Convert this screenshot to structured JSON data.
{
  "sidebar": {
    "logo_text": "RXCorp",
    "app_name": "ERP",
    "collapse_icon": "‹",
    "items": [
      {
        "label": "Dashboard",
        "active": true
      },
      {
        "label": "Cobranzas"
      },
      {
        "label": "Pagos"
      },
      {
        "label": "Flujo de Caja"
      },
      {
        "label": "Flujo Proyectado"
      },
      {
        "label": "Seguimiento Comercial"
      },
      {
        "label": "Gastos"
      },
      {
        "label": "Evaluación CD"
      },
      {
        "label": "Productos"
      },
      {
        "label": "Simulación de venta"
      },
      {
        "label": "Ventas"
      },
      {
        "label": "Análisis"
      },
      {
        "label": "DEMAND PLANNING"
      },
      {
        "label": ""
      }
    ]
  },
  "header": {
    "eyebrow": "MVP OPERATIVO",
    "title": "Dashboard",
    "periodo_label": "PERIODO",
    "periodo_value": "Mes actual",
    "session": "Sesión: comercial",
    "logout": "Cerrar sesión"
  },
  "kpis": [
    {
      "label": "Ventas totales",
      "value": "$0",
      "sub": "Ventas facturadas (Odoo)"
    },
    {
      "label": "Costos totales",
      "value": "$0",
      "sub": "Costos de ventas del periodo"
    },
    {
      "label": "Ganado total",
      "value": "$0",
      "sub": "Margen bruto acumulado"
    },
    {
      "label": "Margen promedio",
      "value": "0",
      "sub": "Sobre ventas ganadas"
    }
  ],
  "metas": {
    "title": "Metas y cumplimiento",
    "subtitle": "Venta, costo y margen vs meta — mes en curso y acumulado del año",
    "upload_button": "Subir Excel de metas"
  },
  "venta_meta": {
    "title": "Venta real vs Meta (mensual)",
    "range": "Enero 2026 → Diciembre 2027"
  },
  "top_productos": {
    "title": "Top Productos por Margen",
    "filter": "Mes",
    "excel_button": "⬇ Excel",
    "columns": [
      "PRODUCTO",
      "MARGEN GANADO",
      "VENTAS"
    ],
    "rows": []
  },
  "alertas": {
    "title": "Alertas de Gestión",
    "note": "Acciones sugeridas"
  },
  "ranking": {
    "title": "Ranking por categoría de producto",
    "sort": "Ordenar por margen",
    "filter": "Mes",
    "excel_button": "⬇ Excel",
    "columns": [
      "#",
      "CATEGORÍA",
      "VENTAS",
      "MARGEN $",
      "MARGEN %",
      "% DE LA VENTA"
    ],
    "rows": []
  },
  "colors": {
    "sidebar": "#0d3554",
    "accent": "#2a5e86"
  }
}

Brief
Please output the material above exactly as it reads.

Solution below
Convert this screenshot to structured JSON data.
{
  "sidebar": {
    "logo_text": "RXCorp",
    "app_name": "ERP",
    "collapse_icon": "‹",
    "items": [
      {
        "label": "Dashboard",
        "active": true
      },
      {
        "label": "Cobranzas"
      },
      {
        "label": "Pagos"
      },
      {
        "label": "Flujo de Caja"
      },
      {
        "label": "Flujo Proyectado"
      },
      {
        "label": "Seguimiento Comercial"
      },
      {
        "label": "Gastos"
      },
      {
        "label": "Evaluación CD"
      },
      {
        "label": "Productos"
      },
      {
        "label": "Simulación de venta"
      },
      {
        "label": "Ventas"
      },
      {
        "label": "Análisis"
      },
      {
        "label": "DEMAND PLANNING"
      },
      {
        "label": ""
      }
    ]
  },
  "header": {
    "eyebrow": "MVP OPERATIVO",
    "title": "Dashboard",
    "periodo_label": "PERIODO",
    "periodo_value": "Mes actual",
    "session": "Sesión: comercial",
    "logout": "Cerrar sesión"
  },
  "kpis": [
    {
      "label": "Ventas totales",
      "value": "$0",
      "sub": "Ventas facturadas (Odoo)"
    },
    {
      "label": "Costos totales",
      "value": "$0",
      "sub": "Costos de ventas del periodo"
    },
    {
      "label": "Ganado total",
      "value": "$0",
      "sub": "Margen bruto acumulado"
    },
    {
      "label": "Margen promedio",
      "value": "0",
      "sub": "Sobre ventas ganadas"
    }
  ],
  "metas": {
    "title": "Metas y cumplimiento",
    "subtitle": "Venta, costo y margen vs meta — mes en curso y acumulado del año",
    "upload_button": "Subir Excel de metas"
  },
  "venta_meta": {
    "title": "Venta real vs Meta (mensual)",
    "range": "Enero 2026 → Diciembre 2027"
  },
  "top_productos": {
    "title": "Top Productos por Margen",
    "filter": "Mes",
    "excel_button": "⬇ Excel",
    "columns": [
      "PRODUCTO",
      "MARGEN GANADO",
      "VENTAS"
    ],
    "rows": []
  },
  "alertas": {
    "title": "Alertas de Gestión",
    "note": "Acciones sugeridas"
  },
  "ranking": {
    "title": "Ranking por categoría de producto",
    "sort": "Ordenar por margen",
    "filter": "Mes",
    "excel_button": "⬇ Excel",
    "columns": [
      "#",
      "CATEGORÍA",
      "VENTAS",
      "MARGEN $",
      "MARGEN %",
      "% DE LA VENTA"
    ],
    "rows": []
  },
  "colors": {
    "sidebar": "#0d3554",
    "accent": "#2a5e86"
  }
}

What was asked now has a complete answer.